Put up a thread about fringe-housing or maiking money from nothing (sorry, 'investing') and you get 100 posts.\
Put up something real - such as banks looking forward and ensuring their equity is secure - and nobody is interested.
That adds up to denial. What you get is less inclination from the media to put up such items (they don't 'sell') and therefore folk don't get the info into their crania.
Those folk then - in ingorance - vote for the politicians who call the shots. So we manifest as an ignorant society.
Which means that even in a democracy, you can stuff the planet, kill off the majority of our - and other co-existing - species, in the blind pursuit of an artificial proxy.
Which of course, the banks issue.
Funny old world.

So does that mean house prices are going up or down?

1.  The article is clearly about 'greenwash' PDK.  And mostly a press release.  Readers see that.
2.  As for you rebuke about the focus 'investing' by commentators here.   Time for your own reality check.  Have you noticed the name of this site ?    

KH, the article was spurred by an ANZ press release but I reject that it's "mostly a press release." I asked all the major rural lenders what they had to say on the issues raised by ANZ, and sought and received more detail from ANZ. I also recalled that ASB had made a similar announcement several months ago, and included details of it.
I thought it'd be interesting to tie all this together as clearly banks see a need to be promoting environmentally friendly farming.

Apology to you Gareth if my comment was expressed too negatively.  I did get it was more than a press release and thought your 'green tinge' label was quite good. 

Cheers KH, no worries.

and investing is about understanding the risks as well as the rewards.
Or you get burned.

KH - re yor '2' - foolish question.
One can move on circles where one's knowledge is already shared, and all that happens is reinforce3ment within that circle. To widen the debate, one must go where the knowledge is not.
Which is why I chose - carefully - here.
Becasue the process of 'investment' - sooner rather than later, given the exponential growth expectation involved - stuffs the planet. It simply fails to value 'externalities', like resource depletion, ozone holes, CO2, population overshoot.
Trouble is, they are not externalities in the real world. I'm bringing the debate to where it matters. Time you thought before you attacked.

"The recent ANZ privately Owned Business Barometer found that 68% of farmers were looking to increase farm production to improve their financial position, and 23% were looking to invest in farm infrastructure. "

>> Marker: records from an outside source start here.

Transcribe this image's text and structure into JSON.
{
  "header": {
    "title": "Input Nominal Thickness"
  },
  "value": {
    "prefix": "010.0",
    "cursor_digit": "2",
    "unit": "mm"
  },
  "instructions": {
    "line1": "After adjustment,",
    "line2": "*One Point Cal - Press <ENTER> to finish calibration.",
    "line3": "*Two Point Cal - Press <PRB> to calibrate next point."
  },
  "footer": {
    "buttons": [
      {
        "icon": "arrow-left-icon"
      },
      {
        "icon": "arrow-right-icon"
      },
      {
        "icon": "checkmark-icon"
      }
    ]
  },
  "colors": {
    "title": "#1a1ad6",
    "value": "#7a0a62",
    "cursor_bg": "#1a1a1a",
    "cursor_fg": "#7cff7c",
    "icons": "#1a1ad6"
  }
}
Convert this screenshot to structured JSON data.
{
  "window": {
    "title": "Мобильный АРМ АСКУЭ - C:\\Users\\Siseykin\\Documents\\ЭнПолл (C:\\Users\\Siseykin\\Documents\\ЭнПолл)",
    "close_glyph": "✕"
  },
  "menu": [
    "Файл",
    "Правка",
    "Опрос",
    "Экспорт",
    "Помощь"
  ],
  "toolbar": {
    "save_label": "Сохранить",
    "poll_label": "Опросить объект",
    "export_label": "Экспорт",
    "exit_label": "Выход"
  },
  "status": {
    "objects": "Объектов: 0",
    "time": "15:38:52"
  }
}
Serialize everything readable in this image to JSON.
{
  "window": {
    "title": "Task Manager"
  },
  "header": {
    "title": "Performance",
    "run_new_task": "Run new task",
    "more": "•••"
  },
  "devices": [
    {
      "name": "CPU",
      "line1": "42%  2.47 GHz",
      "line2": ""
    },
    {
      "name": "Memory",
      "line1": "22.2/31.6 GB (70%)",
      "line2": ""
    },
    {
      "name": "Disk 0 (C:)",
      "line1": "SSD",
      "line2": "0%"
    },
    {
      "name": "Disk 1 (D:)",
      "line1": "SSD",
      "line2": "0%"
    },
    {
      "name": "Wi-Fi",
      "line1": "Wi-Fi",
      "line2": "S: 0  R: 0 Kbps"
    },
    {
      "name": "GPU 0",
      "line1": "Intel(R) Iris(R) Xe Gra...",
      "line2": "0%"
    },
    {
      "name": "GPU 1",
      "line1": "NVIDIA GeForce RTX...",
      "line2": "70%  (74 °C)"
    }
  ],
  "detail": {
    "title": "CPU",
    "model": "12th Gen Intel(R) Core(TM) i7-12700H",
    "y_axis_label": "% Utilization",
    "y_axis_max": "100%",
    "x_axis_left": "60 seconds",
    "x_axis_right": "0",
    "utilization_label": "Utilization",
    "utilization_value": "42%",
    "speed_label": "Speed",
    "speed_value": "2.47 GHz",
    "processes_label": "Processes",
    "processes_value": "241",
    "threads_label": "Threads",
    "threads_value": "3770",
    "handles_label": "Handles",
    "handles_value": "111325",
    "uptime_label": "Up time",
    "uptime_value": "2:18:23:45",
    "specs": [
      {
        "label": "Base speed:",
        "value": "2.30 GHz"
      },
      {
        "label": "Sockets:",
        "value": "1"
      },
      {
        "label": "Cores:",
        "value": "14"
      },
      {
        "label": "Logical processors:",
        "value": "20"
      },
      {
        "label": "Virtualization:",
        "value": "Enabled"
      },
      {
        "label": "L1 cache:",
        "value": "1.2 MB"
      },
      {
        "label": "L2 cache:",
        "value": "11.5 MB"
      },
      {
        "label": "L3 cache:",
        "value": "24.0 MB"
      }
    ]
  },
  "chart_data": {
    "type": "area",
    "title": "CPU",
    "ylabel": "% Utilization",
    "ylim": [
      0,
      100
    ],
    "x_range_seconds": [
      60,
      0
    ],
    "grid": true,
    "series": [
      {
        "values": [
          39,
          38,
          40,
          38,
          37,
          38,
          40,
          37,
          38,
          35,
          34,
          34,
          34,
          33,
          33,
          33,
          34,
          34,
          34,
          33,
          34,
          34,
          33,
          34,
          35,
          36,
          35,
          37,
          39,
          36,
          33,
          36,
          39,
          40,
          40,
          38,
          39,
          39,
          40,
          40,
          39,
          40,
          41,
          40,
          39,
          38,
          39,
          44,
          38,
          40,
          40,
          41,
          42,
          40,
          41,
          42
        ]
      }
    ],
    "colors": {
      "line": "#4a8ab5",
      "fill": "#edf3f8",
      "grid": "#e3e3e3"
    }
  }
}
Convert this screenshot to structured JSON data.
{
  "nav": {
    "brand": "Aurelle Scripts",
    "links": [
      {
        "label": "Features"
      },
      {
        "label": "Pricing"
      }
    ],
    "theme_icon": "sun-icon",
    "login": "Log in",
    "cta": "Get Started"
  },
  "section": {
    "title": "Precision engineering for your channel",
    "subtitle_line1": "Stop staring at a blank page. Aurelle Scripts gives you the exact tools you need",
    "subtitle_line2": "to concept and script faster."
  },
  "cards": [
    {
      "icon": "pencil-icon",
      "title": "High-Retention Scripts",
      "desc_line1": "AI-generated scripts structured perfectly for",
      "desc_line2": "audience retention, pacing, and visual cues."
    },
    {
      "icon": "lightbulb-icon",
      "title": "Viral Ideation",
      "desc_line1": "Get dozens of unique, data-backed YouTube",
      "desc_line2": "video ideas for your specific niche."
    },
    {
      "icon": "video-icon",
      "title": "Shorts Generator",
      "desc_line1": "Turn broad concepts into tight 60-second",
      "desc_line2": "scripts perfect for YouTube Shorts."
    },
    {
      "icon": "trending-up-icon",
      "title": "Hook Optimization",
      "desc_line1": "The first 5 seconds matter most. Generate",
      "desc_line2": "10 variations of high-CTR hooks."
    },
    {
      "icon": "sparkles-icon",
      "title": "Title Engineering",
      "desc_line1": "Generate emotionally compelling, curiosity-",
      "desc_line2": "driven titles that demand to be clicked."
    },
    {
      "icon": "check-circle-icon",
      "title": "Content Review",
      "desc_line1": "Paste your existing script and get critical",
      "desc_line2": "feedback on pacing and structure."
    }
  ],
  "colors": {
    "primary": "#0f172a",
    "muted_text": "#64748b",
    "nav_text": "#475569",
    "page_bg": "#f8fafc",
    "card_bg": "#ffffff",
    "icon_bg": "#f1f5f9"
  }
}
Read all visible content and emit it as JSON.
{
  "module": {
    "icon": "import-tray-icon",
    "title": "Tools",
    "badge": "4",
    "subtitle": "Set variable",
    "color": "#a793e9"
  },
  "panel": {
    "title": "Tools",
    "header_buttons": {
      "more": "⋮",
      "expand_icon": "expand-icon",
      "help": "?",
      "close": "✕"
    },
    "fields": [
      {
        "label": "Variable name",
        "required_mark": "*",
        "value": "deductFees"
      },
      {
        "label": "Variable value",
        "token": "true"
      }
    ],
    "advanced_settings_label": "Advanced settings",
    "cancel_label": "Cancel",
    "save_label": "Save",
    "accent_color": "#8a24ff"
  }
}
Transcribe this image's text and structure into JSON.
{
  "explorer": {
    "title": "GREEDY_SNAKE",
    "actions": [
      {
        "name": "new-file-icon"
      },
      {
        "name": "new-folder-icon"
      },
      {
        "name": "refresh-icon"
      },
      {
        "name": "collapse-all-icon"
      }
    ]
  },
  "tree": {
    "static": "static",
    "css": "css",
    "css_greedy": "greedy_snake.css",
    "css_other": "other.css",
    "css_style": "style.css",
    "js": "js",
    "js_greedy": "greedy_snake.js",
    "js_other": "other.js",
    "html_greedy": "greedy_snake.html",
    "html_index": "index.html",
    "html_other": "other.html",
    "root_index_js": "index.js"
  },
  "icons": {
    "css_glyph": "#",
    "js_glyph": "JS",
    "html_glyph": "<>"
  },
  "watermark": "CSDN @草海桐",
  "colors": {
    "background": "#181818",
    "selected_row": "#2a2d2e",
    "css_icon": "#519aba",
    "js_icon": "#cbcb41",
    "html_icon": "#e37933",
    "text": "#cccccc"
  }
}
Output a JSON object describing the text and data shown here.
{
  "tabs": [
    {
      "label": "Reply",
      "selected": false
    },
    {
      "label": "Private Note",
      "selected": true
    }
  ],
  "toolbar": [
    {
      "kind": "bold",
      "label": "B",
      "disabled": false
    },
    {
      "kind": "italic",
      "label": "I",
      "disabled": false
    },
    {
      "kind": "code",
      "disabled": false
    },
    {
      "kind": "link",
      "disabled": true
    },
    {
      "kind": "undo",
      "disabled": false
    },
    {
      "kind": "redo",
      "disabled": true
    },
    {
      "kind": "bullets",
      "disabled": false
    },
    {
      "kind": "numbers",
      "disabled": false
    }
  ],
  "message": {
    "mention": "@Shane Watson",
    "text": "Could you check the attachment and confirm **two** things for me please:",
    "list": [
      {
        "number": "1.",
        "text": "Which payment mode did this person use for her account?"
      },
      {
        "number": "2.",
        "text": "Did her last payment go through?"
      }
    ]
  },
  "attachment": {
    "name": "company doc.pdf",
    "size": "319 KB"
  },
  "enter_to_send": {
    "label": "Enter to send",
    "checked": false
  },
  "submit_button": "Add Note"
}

Was there a box to tick for "this is a dumb question because all businesses are ultimately looking at continually improving their financial position and improving infrastructure et al."